Reanimated Picsel lays off staff, plots with Samsung
Patents mortaged in mystery deal
Picsel, developers of innovative mobile rendering software, is back from the dead with the same management, but many fewer employees and financial backing from Samsung.
The original managers bought the company from the administrators, PriceWaterhouseCoopers, along with the patents held by the company that represent the real assets. But since then they have put half the staff under notice of redundancy and entered into complicated deals with Samsung using company patents as security against future developments.
We understand that 29 of the 50 staff who survived the administration process have been put under notice of redundancy, but at least those staff received the back-wages owed to them. Ex-employees still owed redundancy have been forced to join the queue of creditors left behind when Picsel ceased to exist.
Not that Picsel isn't still around, the new company rapidly changed its name to "Picsel UK Limited", not to be confused with "Picsel Trustees Limited", which is also active. Unlike "Picsel Technologies Limited", which became "Picsel (Research) Limited" and is in administration, along with "Picsel (IP) Limited", formerly "Picsel Technologies Limited" and before that "Picsel Research Limited". And if that's not confusing enough, there's "Picsel Holdings Limited", formally "Picsel (Holdings) Limited" to consider, before we even start on the Guernsey-registered companies and "Picsel (Malta)".
The latter is of particular interest given the way it is named in an agreement between Picsel UK Limited and Samsung, regarding the use of Picsel (Malta)'s patents as security against the deal between them.
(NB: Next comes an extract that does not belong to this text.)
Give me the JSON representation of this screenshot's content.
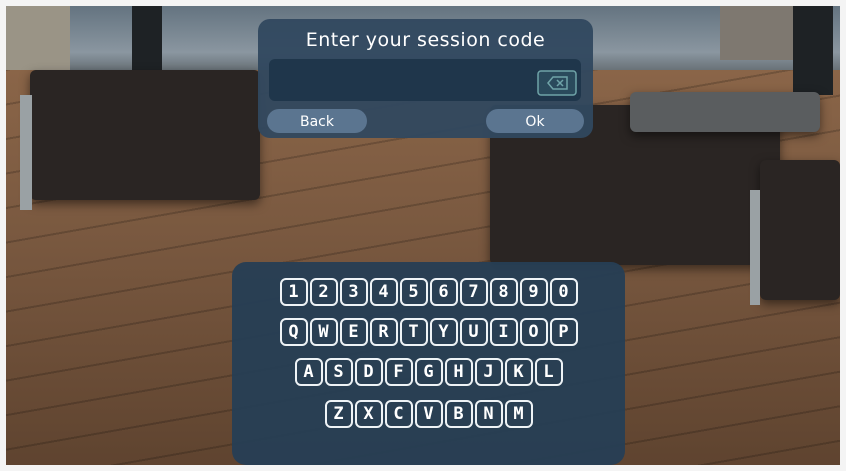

The particulars of that deal aren't public, but presumably include development of a new version of Picsel's file-viewing software for Samsung in exchange for the funds needed to continue running the company.
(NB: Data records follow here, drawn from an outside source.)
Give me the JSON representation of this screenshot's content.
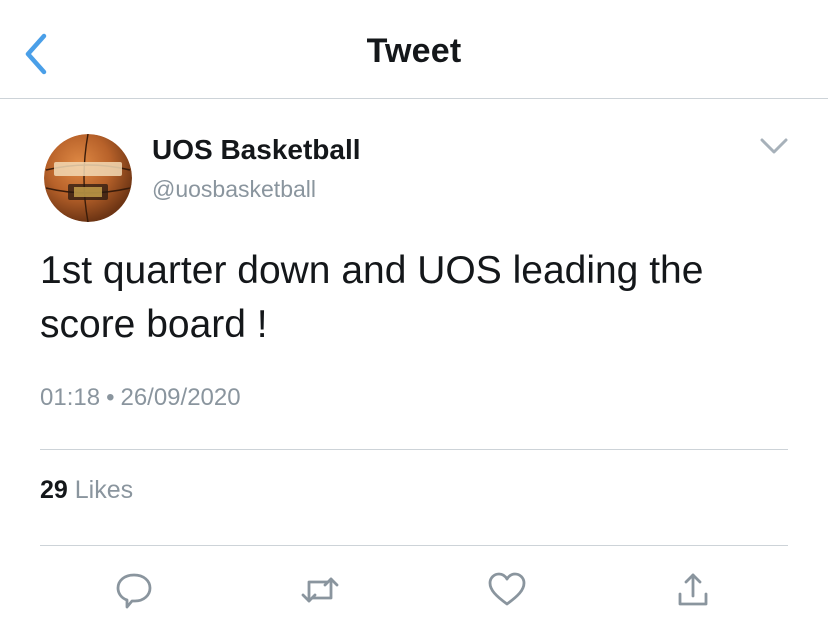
{
  "header": {
    "title": "Tweet",
    "back_icon": "chevron-left-icon",
    "accent_color": "#4a9fe8"
  },
  "tweet": {
    "author": {
      "display_name": "UOS Basketball",
      "handle": "@uosbasketball",
      "avatar": "basketball-avatar"
    },
    "text": "1st quarter down and UOS leading the score board !",
    "time": "01:18",
    "separator": "•",
    "date": "26/09/2020",
    "likes": {
      "count": "29",
      "label": "Likes"
    }
  },
  "actions": [
    {
      "name": "reply",
      "icon": "reply-icon"
    },
    {
      "name": "retweet",
      "icon": "retweet-icon"
    },
    {
      "name": "like",
      "icon": "heart-icon"
    },
    {
      "name": "share",
      "icon": "share-icon"
    }
  ]
}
Not that there is much of a company left: despite the management hanging on, the remaining staff are understandably nervous working for a company that has almost as many names as employees.
It is an ignominious fate for a company that created a great technology and won awards but comprehensively failed to upsell to existing customers. It remains to be seen whether the deal with Samsung will be enough to save the Scottish firm. ®